#### [Work request]
All lines in the entries below that hold "quinta" make up the answer.
━━━━━ Given entries
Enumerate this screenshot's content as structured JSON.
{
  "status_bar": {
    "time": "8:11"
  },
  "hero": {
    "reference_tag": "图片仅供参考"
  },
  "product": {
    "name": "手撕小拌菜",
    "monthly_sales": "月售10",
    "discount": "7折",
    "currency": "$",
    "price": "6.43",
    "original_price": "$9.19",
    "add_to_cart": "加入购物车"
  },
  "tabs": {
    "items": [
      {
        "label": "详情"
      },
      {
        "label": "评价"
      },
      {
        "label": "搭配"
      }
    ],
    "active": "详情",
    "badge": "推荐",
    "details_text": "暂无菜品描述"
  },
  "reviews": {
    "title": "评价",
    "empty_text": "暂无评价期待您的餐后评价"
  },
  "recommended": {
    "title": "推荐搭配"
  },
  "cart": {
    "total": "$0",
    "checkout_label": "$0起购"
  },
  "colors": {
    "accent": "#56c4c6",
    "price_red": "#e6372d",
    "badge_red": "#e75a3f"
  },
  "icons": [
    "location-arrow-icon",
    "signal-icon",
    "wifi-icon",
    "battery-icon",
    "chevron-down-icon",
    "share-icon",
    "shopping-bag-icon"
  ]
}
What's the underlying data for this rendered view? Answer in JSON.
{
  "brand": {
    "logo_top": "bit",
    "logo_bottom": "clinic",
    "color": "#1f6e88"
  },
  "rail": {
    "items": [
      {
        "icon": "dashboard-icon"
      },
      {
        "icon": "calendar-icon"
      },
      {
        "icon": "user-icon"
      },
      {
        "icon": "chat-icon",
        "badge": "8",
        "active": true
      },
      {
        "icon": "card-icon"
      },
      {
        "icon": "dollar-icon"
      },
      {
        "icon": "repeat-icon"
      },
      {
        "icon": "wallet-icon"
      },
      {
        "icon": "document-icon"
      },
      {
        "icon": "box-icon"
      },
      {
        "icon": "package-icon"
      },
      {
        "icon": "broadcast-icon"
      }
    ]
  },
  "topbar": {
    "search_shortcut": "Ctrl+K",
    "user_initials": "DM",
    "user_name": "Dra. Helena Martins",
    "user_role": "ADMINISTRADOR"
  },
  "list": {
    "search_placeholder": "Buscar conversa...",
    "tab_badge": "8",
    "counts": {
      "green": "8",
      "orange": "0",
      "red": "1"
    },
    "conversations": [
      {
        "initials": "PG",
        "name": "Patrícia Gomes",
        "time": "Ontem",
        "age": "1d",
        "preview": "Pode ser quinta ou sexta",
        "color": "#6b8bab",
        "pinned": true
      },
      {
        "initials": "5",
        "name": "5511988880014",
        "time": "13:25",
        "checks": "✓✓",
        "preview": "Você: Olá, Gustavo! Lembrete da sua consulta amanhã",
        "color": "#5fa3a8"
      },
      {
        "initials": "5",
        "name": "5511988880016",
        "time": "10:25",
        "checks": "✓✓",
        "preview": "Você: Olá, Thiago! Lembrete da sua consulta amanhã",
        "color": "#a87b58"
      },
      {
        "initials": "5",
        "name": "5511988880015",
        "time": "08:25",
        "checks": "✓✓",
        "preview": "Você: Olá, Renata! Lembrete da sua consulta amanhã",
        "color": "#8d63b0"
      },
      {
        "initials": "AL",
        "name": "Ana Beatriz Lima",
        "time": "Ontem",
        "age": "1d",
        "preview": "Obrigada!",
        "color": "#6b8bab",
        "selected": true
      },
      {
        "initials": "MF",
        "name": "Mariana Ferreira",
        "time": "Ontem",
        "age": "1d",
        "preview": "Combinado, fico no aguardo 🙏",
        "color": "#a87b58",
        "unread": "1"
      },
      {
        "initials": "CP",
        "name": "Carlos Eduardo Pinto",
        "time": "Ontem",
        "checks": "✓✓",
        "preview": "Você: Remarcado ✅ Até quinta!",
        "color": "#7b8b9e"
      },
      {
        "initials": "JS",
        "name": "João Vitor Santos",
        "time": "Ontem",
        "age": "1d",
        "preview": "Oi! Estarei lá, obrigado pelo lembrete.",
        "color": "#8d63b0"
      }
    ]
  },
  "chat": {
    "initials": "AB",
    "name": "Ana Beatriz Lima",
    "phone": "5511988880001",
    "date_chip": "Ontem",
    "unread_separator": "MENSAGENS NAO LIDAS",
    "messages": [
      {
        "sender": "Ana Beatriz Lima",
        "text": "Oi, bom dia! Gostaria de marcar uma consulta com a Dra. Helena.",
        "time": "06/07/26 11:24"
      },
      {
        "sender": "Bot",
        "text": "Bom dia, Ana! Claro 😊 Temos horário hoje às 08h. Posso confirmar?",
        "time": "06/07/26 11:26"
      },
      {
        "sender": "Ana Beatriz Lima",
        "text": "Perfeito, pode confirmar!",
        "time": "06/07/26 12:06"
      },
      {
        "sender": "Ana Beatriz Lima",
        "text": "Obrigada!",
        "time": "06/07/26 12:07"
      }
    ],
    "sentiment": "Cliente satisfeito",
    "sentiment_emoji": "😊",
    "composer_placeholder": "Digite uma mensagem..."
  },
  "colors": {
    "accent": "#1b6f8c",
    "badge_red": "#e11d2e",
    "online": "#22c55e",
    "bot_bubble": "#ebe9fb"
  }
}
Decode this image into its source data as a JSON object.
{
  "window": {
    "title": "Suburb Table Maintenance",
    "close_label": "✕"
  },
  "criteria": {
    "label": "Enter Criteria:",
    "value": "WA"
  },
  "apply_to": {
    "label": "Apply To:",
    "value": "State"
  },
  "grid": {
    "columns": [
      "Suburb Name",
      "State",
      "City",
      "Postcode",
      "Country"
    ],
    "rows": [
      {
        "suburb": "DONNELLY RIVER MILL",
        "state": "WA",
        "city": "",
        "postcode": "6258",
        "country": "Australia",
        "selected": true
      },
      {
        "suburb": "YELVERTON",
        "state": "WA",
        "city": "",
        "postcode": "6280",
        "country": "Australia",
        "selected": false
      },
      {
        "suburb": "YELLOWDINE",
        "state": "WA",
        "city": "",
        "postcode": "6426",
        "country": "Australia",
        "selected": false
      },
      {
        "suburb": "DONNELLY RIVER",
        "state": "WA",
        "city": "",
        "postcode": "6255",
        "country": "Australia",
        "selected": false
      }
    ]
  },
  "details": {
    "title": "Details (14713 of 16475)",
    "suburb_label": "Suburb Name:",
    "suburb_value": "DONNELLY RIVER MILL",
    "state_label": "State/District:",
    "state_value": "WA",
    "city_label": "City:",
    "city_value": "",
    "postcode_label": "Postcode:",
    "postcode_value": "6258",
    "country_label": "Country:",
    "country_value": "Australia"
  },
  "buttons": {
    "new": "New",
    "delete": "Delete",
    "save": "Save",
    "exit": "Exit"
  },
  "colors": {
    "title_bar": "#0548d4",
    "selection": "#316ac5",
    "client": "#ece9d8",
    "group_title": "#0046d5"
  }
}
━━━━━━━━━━
#### [Output below]
        "preview": "Pode ser quinta ou sexta",
        "preview": "Você: Remarcado ✅ Até quinta!",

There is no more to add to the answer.